Prof. Hugenholtz is understandably concerned that the Commission has ignored the work that it had commissioned from his exemplary institute, for example in the course of its controversial recommendation in July to extend the term of protection for sound recordings to 95 years. He states:
As you are certainly aware, one of the aims of the `Better Regulation' policy that is part of the Lisbon agenda is to increase the transparency of the EU legislative process. By wilfully ignoring scientific analysis and evidence that was made available to the Commission upon its own initiative, the Commission's recent Intellectual Property package does not live up to this ambition. Indeed, the Commission's obscuration of the IViR studies and its failure to confront the critical arguments made therein seem to reveal an intention to mislead the Council and the Parliament, as well as the citizens of the European Union.The power of lobbyists to override the advice of professional public servants and academics of immense integrity and independence, such as Bernt Hugenholtz, is indeed very regrettable and is, regrettably, not restricted to Europe.

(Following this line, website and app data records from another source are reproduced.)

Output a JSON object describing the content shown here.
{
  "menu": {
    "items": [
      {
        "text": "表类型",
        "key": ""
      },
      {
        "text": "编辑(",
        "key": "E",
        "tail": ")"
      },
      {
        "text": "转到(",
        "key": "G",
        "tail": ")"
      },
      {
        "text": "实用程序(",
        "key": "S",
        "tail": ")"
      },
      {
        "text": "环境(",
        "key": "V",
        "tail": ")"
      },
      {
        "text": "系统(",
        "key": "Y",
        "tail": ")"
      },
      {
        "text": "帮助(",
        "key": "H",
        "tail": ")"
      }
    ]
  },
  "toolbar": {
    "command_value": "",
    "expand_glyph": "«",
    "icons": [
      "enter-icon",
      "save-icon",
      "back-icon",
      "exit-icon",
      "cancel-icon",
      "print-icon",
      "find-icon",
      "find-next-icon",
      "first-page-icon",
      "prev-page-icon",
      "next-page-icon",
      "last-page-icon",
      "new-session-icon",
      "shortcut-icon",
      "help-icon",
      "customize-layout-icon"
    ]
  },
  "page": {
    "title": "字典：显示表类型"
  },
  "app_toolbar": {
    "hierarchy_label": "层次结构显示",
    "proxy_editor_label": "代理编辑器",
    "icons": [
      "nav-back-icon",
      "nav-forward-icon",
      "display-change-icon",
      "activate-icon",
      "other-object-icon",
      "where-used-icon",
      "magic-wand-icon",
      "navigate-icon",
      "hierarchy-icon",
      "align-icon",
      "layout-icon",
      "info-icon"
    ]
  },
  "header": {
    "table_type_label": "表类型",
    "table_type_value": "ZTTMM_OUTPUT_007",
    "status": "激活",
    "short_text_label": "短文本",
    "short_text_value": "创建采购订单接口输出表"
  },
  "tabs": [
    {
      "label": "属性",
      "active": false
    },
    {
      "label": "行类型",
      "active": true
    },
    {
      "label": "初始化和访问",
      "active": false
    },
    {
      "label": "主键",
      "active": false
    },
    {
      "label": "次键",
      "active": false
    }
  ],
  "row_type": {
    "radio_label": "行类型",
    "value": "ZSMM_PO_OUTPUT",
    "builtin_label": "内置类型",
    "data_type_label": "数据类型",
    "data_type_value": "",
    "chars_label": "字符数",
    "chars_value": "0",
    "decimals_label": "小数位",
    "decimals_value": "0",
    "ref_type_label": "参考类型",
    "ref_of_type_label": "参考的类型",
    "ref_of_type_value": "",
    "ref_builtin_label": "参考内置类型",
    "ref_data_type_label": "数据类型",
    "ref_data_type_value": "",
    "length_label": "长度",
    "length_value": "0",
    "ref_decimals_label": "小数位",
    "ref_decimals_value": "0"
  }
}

Prof. Hugenholtz is to be commended for standing up for the work of his colleagues and for matters of principle at a time when principled and professional analysis in IP by governments seems increasingly like a quaint memory.